--- WHAT THIS TASK INVOLVES ---
Check each line of the records below for the word "cand" and copy those where it appears.

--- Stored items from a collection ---
Start of Block

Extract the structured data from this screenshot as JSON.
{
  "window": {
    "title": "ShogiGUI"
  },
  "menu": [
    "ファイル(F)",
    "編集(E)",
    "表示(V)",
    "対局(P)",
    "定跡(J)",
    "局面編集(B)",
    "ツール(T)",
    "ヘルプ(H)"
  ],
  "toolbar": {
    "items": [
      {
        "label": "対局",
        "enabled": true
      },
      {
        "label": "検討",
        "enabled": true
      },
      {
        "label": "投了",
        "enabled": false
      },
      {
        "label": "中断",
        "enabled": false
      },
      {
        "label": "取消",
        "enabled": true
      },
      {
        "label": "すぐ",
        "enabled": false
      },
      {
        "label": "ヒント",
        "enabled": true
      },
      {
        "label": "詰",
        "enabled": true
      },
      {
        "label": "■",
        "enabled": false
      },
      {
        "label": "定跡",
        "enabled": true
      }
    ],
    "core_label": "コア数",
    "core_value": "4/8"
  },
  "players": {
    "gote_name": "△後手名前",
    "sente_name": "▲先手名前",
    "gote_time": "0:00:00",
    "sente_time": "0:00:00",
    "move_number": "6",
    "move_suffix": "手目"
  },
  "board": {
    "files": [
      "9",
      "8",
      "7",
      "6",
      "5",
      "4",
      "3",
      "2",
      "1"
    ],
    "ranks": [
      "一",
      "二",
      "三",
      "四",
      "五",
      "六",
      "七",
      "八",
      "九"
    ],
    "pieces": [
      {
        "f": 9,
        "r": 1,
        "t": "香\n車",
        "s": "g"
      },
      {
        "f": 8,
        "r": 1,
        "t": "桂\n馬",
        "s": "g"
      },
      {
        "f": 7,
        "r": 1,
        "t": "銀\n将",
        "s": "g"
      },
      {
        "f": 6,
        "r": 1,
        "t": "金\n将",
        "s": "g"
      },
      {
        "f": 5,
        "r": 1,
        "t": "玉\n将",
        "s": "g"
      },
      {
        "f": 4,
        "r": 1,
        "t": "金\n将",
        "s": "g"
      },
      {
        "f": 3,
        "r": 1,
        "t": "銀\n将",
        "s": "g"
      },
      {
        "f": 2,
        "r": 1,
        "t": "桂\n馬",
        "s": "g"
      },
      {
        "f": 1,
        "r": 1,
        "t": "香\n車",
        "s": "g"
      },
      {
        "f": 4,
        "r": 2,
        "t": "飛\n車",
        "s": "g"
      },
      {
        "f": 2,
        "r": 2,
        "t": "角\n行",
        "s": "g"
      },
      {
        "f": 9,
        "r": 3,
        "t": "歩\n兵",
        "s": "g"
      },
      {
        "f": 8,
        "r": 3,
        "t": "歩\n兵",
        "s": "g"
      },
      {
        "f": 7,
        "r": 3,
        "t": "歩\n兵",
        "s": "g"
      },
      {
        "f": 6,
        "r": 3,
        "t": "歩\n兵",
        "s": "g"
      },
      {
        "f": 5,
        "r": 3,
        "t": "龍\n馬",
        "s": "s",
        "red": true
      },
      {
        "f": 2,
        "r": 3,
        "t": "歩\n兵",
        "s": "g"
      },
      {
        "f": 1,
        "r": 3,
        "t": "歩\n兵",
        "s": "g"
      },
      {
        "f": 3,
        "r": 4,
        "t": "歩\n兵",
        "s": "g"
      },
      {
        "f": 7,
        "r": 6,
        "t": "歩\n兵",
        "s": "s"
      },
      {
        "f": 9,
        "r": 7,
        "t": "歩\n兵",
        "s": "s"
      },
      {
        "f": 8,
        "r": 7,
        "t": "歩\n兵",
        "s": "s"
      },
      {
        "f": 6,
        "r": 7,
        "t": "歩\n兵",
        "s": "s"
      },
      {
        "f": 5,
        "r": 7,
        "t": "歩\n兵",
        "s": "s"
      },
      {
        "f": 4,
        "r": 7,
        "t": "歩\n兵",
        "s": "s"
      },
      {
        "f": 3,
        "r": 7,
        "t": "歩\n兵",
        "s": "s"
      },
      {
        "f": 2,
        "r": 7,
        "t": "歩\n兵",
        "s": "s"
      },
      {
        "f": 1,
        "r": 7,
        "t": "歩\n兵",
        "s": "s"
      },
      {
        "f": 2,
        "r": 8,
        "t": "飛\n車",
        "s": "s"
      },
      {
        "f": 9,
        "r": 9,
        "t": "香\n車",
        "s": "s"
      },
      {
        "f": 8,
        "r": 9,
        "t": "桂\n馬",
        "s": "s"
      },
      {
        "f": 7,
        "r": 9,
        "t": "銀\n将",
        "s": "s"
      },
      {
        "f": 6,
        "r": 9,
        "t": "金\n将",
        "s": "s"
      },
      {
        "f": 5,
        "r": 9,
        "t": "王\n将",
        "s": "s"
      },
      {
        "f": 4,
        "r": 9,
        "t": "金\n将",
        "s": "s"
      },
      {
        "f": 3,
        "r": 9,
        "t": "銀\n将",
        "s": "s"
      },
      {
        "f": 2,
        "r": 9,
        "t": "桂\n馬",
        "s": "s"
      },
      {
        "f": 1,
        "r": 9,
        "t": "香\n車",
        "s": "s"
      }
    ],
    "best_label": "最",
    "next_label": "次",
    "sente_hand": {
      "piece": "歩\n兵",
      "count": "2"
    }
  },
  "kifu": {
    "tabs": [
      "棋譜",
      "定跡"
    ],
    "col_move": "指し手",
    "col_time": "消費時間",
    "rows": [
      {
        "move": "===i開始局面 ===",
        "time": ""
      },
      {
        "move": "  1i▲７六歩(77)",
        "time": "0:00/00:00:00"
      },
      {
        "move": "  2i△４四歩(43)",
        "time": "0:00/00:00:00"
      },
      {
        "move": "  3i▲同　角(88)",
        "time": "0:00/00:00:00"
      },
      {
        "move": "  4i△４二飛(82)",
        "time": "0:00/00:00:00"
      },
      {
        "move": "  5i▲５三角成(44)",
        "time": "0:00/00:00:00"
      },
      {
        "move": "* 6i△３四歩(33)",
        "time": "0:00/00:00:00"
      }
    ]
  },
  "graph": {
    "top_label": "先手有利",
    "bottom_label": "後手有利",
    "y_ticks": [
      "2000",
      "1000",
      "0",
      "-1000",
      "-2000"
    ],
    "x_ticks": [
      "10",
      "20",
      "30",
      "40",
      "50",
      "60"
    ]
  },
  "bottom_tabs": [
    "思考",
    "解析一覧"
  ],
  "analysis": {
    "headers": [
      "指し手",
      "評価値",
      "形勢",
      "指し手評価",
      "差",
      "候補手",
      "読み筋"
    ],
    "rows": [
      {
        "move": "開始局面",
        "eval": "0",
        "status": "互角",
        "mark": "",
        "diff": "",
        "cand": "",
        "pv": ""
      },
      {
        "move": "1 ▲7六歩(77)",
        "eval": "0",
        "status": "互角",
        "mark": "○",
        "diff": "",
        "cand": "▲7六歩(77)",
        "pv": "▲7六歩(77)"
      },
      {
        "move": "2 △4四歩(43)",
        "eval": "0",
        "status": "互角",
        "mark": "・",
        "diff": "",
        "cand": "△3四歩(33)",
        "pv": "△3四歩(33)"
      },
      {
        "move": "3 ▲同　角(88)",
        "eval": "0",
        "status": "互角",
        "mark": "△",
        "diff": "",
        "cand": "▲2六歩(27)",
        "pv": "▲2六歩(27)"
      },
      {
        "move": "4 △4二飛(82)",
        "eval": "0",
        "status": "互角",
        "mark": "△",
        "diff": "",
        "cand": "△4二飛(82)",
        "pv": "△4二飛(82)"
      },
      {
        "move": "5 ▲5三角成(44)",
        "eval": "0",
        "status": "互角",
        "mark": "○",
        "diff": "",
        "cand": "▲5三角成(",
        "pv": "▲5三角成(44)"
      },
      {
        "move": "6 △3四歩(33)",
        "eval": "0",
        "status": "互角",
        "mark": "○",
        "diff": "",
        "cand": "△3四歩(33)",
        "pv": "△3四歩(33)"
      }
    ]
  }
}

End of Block

--- RESPONSE TO THE TASK ---
        "cand": "",
        "cand": "▲7六歩(77)",
        "cand": "△3四歩(33)",
        "cand": "▲2六歩(27)",
        "cand": "△4二飛(82)",
        "cand": "▲5三角成(",
        "cand": "△3四歩(33)",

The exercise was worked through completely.